Jack said he was 'overwhelmed' to hear the kind words spoken about him. He said awards such as this can be a great boost for people. '
At Loreto Secondary School, Balbriggan, the award recipient was Sarah McKenna. 'The Transition Year students along with other year groups in the school recognise her for her friendliness and good humour and many of her peers have their own personal story of how she has personally included them in school life,' stated the school. Introducing the winner, fellow student Cliodhna Bowers underlined Sarah's encouraging and positive attitude.
Sarah said: 'I really didn't expect it. I try my best to be friendly with everyone. I am so delighted. I don't really like to see people by themselves - it is nice to know someone is out there thinking of you.'
CEO of the Prosper Group Pat Reen said the organisation is keen to engage with young people on its story. Currently, Prosper Fingal provides services and supports to approximately 300 adults with an intellectual disability in north Dublin. It aims to promote and ensure service-users' full participation and inclusion in their own communities.
'We are 40 years a-going and we said we should look at the leaders of tomorrow and see how we can get them invested in the Prosper Fingal story. So, the schools project was formed, and we have selected five very fine schools,' said Mr Reen.

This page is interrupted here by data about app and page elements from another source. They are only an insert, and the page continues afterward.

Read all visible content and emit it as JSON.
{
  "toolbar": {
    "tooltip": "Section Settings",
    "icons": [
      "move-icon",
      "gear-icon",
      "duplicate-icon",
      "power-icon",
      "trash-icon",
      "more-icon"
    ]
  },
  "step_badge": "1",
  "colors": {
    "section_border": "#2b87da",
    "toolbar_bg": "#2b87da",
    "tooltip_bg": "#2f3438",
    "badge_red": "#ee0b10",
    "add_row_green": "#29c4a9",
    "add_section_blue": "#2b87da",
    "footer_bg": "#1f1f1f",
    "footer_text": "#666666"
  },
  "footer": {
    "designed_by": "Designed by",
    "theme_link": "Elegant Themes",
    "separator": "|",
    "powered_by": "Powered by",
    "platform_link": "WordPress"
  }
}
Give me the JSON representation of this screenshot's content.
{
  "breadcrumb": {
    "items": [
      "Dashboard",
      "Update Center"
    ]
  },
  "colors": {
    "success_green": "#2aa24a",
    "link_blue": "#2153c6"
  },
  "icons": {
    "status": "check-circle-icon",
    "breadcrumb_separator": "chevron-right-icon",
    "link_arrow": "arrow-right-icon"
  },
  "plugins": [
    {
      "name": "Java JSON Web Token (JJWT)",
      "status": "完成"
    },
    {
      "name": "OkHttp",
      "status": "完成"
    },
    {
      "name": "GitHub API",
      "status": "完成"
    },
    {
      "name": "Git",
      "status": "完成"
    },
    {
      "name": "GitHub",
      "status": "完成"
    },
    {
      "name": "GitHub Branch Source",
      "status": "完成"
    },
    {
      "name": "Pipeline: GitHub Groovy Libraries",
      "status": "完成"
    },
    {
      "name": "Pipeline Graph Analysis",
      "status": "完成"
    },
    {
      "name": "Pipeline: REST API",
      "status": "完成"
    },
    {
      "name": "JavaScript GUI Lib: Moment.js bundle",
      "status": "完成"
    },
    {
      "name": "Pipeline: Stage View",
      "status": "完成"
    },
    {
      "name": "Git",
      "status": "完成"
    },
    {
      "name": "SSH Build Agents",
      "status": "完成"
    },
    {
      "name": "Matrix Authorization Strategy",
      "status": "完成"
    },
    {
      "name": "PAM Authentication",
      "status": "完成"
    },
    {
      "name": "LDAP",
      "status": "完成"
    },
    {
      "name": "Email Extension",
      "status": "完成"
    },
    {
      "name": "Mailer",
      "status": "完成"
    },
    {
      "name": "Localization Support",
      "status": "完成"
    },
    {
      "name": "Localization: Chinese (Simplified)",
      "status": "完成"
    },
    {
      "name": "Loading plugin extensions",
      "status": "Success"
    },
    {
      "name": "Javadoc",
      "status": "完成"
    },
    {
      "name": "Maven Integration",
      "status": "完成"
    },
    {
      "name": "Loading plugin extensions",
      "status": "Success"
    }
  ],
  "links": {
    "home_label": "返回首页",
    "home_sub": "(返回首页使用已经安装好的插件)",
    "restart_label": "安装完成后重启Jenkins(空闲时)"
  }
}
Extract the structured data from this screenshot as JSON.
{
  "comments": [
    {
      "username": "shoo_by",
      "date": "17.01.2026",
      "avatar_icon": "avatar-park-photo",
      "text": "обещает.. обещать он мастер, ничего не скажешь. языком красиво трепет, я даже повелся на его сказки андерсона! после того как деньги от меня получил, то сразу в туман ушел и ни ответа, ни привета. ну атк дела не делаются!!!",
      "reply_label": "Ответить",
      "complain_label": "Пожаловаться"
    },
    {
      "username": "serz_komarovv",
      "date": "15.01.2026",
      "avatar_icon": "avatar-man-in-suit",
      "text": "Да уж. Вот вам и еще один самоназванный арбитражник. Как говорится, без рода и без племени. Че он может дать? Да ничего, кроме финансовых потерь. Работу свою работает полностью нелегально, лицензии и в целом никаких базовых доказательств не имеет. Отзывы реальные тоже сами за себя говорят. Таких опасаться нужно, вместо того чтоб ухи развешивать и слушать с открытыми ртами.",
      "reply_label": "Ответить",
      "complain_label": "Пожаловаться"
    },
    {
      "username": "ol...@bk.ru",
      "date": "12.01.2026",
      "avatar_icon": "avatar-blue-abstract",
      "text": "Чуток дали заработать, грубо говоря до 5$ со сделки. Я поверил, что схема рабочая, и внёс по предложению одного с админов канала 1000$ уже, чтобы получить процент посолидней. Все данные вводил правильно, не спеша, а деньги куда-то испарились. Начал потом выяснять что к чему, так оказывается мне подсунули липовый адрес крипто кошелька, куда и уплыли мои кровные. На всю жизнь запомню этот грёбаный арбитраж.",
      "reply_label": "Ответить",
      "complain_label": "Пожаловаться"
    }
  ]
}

'All of the schools picked very different winners but what was common between them was they all found people in their school making a huge difference. And we know that those young people will go on to be great leaders in the community in the future and we are hoping they will bring the Prosper Fingal story with them.'
In tandem with the awards event, Prosper Fingal now has four ambassadors in each of the five participating schools, who are sharing information with peers on the work of the organisation.
'We have already been contacted by other schools to be part of this initiative because they see the value of it,' Mr Reen added.
The inaugural schools' project at Prosper Fingal is being coordinated by Lisa Stapleton.